U: Well the Emiratis don’t tackle governmental issues, at least amongst the young generation I haven’t seen any political artists coming out. Amongst the older generations, Mohammed Kazem is probably an example — and the Flying House crew — they did a lot of experimental political work. Today, it’s expat artists [doing critical work].
MH: Is the criticism ever direct?
U: No names are obviously named; we try not to do that. There’s always an idea of humor involved. In my work I try to be subtle, only because it’s a bit boring to be too direct.
MH: Is a politically repressive climate good or bad for artists?
U: It’s a bit of both. I haven’t gotten into trouble yet for any of my work, and I’m a bit surprised. I guess at some point every artist self-censors. I personally have done it. It would be nice to be able to say what you want to say, and some people try to voice opinions on social media. Some of the stuff I see on Facebook and Twitter, I’m surprised they’re not arrested; same goes for some of the stuff I say.
MH: Would you say the dominant language of contemporary art in the Emirates is English or Arabic?
U: English. Local criticism is overwhelmingly in the English-language press. As far as what I’ve heard from friends, the Arabic writing on art is like a press release.
MH: Does expression in what Triple Canopy called “International Art English” figure into the English-language equation?
U: Oh yeah, definitely. All the galleries do it … Sometimes I wish I could write conversationally, but as an artist you’re sometimes forced to relate to IAE in a lot of ways. More generally, for me it’s very interesting as a text artist because to be able to come up with the small phrases I use in my work, I have to edit a lot.
I also obviously want the international press to pick up my releases, so IAE becomes a sort of middle ground to use. I also do try to use it to mask my work [politically] depending on who I’m pitching it to.
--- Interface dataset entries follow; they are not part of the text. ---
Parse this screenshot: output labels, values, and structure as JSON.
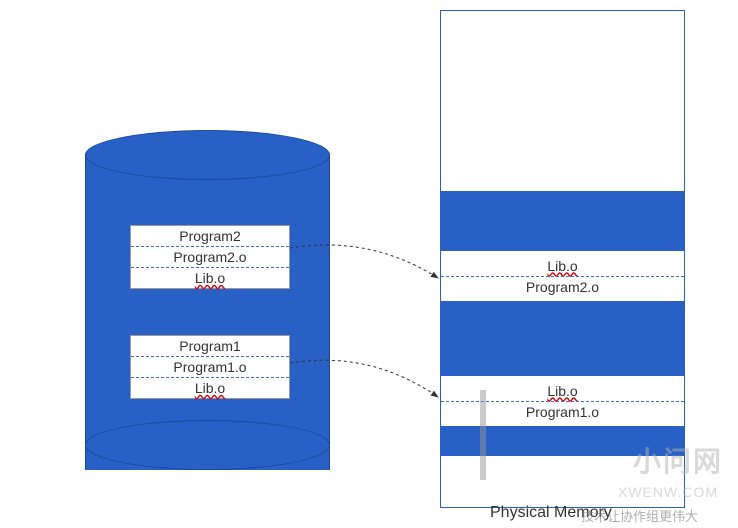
{
  "cylinder": {
    "box2": {
      "line1": "Program2",
      "line2": "Program2.o",
      "line3": "Lib.o"
    },
    "box1": {
      "line1": "Program1",
      "line2": "Program1.o",
      "line3": "Lib.o"
    }
  },
  "memory": {
    "label": "Physical Memory",
    "segment2": {
      "line1": "Lib.o",
      "line2": "Program2.o"
    },
    "segment1": {
      "line1": "Lib.o",
      "line2": "Program1.o"
    }
  },
  "watermarks": {
    "w1": "小问网",
    "w2": "XWENW.COM",
    "w3": "技术让协作组更伟大"
  },
  "colors": {
    "blue": "#2860c5"
  }
}
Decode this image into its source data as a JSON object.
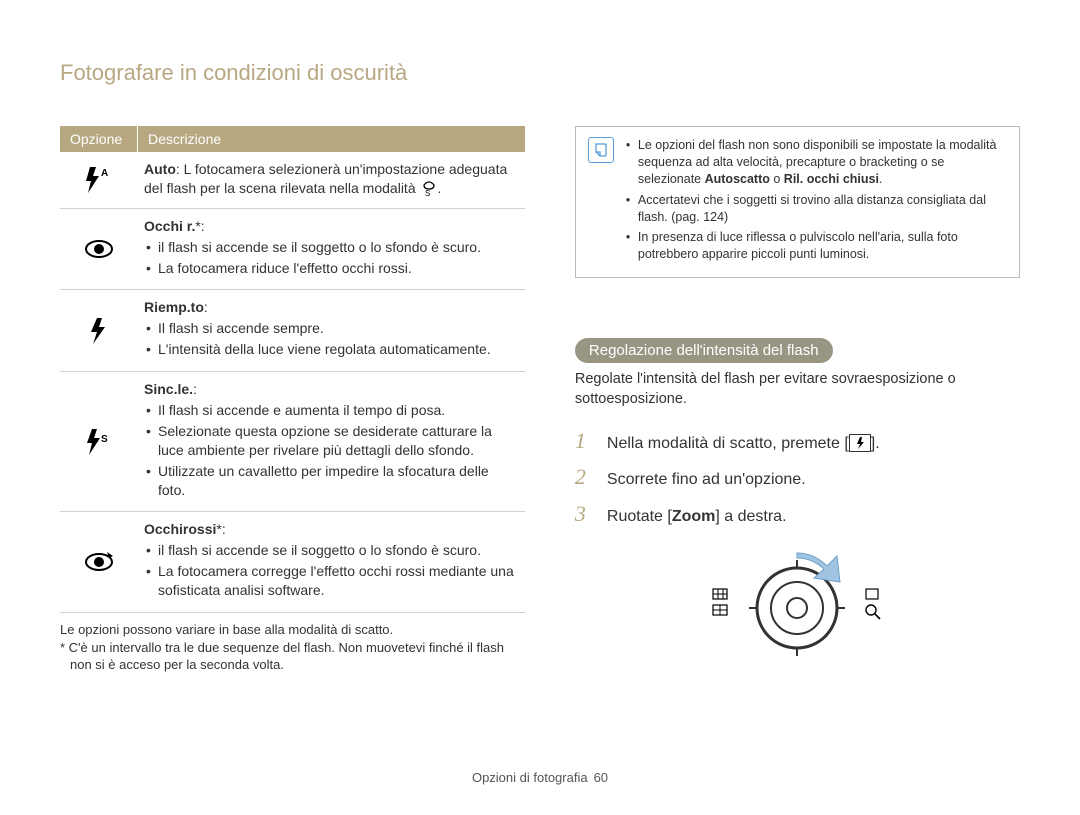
{
  "header": {
    "title": "Fotografare in condizioni di oscurità"
  },
  "table": {
    "headers": {
      "option": "Opzione",
      "description": "Descrizione"
    },
    "rows": {
      "auto": {
        "title": "Auto",
        "text": ":  L fotocamera selezionerà un'impostazione adeguata del flash per la scena rilevata nella modalità ",
        "icon_suffix": "."
      },
      "occhi_r": {
        "title": "Occhi r.",
        "suffix": "*:",
        "b1": "il flash si accende se il soggetto o lo sfondo è scuro.",
        "b2": "La fotocamera riduce l'effetto occhi rossi."
      },
      "riemp": {
        "title": "Riemp.to",
        "suffix": ":",
        "b1": "Il flash si accende sempre.",
        "b2": "L'intensità della luce viene regolata automaticamente."
      },
      "sinc": {
        "title": "Sinc.le.",
        "suffix": ":",
        "b1": "Il flash si accende e aumenta il tempo di posa.",
        "b2": "Selezionate questa opzione se desiderate catturare la luce ambiente per rivelare più dettagli dello sfondo.",
        "b3": "Utilizzate un cavalletto per impedire la sfocatura delle foto."
      },
      "occhirossi": {
        "title": "Occhirossi",
        "suffix": "*:",
        "b1": "il flash si accende se il soggetto o lo sfondo è scuro.",
        "b2": "La fotocamera corregge l'effetto occhi rossi mediante una sofisticata analisi software."
      }
    },
    "footnotes": {
      "f1": "Le opzioni possono variare in base alla modalità di scatto.",
      "f2": "* C'è un intervallo tra le due sequenze del flash. Non muovetevi finché il flash non si è acceso per la seconda volta."
    }
  },
  "note": {
    "b1_a": "Le opzioni del flash non sono disponibili se impostate la modalità sequenza ad alta velocità, precapture o bracketing o se selezionate ",
    "b1_bold1": "Autoscatto",
    "b1_mid": " o ",
    "b1_bold2": "Ril. occhi chiusi",
    "b1_end": ".",
    "b2": "Accertatevi che i soggetti si trovino alla distanza consigliata dal flash. (pag. 124)",
    "b3": "In presenza di luce riflessa o pulviscolo nell'aria, sulla foto potrebbero apparire piccoli punti luminosi."
  },
  "section": {
    "pill": "Regolazione dell'intensità del flash",
    "intro": "Regolate l'intensità del flash per evitare sovraesposizione o sottoesposizione."
  },
  "steps": {
    "s1a": "Nella modalità di scatto, premete [",
    "s1b": "].",
    "s2": "Scorrete fino ad un'opzione.",
    "s3a": "Ruotate [",
    "s3_bold": "Zoom",
    "s3b": "] a destra."
  },
  "footer": {
    "label": "Opzioni di fotografia",
    "page": "60"
  }
}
The Emirates uses IAE as a proper diplomatic tool … The DCAA [Dubai Culture and Arts Authority] core team is mostly Emiratis. So that probably informs how they draft their press releases — though I’m sure they have an agency, I don’t think they do that in house, pretty much everyone here has a PR agent. But in terms of government, the Emiratis — again, mostly women, except of course all the leading positions [at government agencies] are men — that work on these projects are very well educated. They’ve gone out and they’ve studied, and they come back and they’re quite proud of the fatherland, that kind of thing. I wish they’d be more critical, but they’re getting paid shitloads of money because it’s the government. I guess it’s one of those job things.
MH: Do you worry that state institutions are using art to further entrench themselves, to create an illusion of criticality?
U: I mean, it’s a super careful dance — they’ll let you say just the right things just enough, but not too much. Same goes to the media out here. If you read any of the news that comes out of here, there are a few interesting social commentators. Have you heard of Sultan Al-Qassemi? He’s one of those people who’s very critical, though you could say he gets away with it because he’s a member of the royal family. It’s interesting having someone like Sultan out here, as he’s an arts patron with a great collection of modern Arab masters and also contemporary art. And to top it off, his collection is quite political.
So you’ve got individuals who are open-minded and who don’t really mind pushing the boundaries … But do I see it changing in the future? I hope so, just for the sake of art out here, because otherwise it’s just going be that same group — Dubai just as some super-commercial area that’s never going to develop into something critical, and the art scene won’t develop.
They can always bring in political art from outside, but I still think it’s better when it’s homegrown.